“Crypto technologies do not pose a risk to financial stability ‘at the moment’”, he said.
“But there are ‘very good reasons’ to think that this might not be the case for much longer”, Sir Jon said in a speech.
As we all know, there are always two reasons for doing anything: a good reason and then the real reason.
A future cryptocurrency collapse could spread through markets, he said, as the good reason.
The real reason is that he is afraid that his worthless job, and those of the other leeches, will evaporate, as well they should. Then he and his ilk will no longer be able to practice their polished parasitism: sucking the blood out of the working class while sitting on their fat arses doing nothing real.
Yes, “a severe fall in the value of crypto-assets - for example, to zero - could force investors who have taken on debt with brokers to have to find cash to pay them”. (Duh, Sir Jon: you don't think this can happen with a fiat currency? The fact that fiat is backed by a central bank is meaningless when the central bank is bankrupt - like Venezuela, for example.)
"Similarly, there is the possibility of contagion," he said. "A large fall in crypto valuations could affect investor risk sentiment more broadly, causing investors to sell other assets that are judged to be risky and those perceived to have a similar investor base.” "Interconnectedness creates the possibility that shocks are transmitted through the financial system," he added.
But this happens, and will continue to happen, also for investors in Wall Street and the City. "Caveat Emptor" applies just as well online as offline. Anyway, what’s the difference between a crypto bubble and a Wall Street bubble? (Apart from the leeches sliming their way down the Street, that is.)
In the past year, crypto-assets have grown around 300% in value from just under $800 billion (£580 billion) to $2.3 trillion (£1.7 trillion).
That means that every day more and more people are preferring to trust “nobody” (Satoshi Nakamoto) rather than trust bankers such as “Sir” Jon Cunliffe. (Just loot at his picture. would you buy a second-hand, car from this man?)
When the bankers and regulators take actions so as to keep ripping off the working class, the people have very good reason to look for alternatives. Bitcoin is not perfect, it’s far from being perfect. It’s just more trustworthy than the manipulated, controlled and unreliable fiat currency. Bitcoin provides what money in the bank doesn’t: ownership. Real full independent ownership. Not a money that can be taxed or confiscated every time the leaders need to finance more luxuries, bribe and corruption.

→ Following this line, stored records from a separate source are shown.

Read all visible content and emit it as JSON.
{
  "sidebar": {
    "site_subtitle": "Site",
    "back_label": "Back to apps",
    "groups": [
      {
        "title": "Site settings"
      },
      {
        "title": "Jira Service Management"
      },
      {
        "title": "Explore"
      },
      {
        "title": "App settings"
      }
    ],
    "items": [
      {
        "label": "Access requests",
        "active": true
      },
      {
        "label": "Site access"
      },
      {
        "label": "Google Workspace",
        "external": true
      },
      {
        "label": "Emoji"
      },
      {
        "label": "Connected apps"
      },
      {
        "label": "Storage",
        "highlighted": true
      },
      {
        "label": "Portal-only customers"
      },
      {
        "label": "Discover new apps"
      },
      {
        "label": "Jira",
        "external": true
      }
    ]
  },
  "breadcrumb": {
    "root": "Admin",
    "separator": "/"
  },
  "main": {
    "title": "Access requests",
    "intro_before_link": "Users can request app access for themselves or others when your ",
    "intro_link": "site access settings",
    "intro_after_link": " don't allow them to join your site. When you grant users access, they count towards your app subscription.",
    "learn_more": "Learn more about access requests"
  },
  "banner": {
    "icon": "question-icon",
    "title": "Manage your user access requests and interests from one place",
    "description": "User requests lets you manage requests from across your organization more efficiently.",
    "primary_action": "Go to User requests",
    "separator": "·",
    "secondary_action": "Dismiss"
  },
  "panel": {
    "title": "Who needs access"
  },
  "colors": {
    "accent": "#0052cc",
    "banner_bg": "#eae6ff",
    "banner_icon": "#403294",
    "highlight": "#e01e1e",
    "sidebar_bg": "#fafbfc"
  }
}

Bitcoin's value is going up and up not because Bitcoin has more and more value, but because the trust in banks and central banks' banknotes is of less and less value.
People have finally realised that the myth of “the US Dollar being trusted because it's backed by somebody” actually means "the dollar is backed up by nothing except the ability to print more and more of that nothing". Then not surprisingly they start to trust each other with alternative methods of exchange, instead of trusting bottom-feeding bankers touting printed currency backed by nothing real.
People now understand that the quantity of Bitcoins has a fixed and final limit (Bitcoin inventor Satoshi Nakamoto capped the number of bitcoin at 21 million, meaning there will only ever be 21 million bitcoins in existence), whereas Central Bank currencies have no quantity limits. Which is exactly what makes Bitcoin valuable and the Central Banks' currencies worthless. If they can print as much as they want, and give it for free to whomever they want, it’s not real money anymore; it’s a Central Bank monopoly on every person's real assets. A method of exchange it surely is not. Not anymore.
But, a method of control it certainly is. And for no reason. There is no reason why in 2021 (unlike 1821) any bank officer or public servant should have the right to control other people's money and assets, while feeding on the fruits of other people's labour. The money that people earn should belong to those people, not to the banks or any other institution.
Bitcoin is about freedom, not about money. Money has lost its meaning and real value anyway. With their billions and trillions the rich can fly to the moon, while the UK has no food in the supermarkets and no fuel in the petrol stations. Yet they're worried about Bitcoin volatility?
Hey, Bankers! Give us a break. You're almost as crooked as our politicians.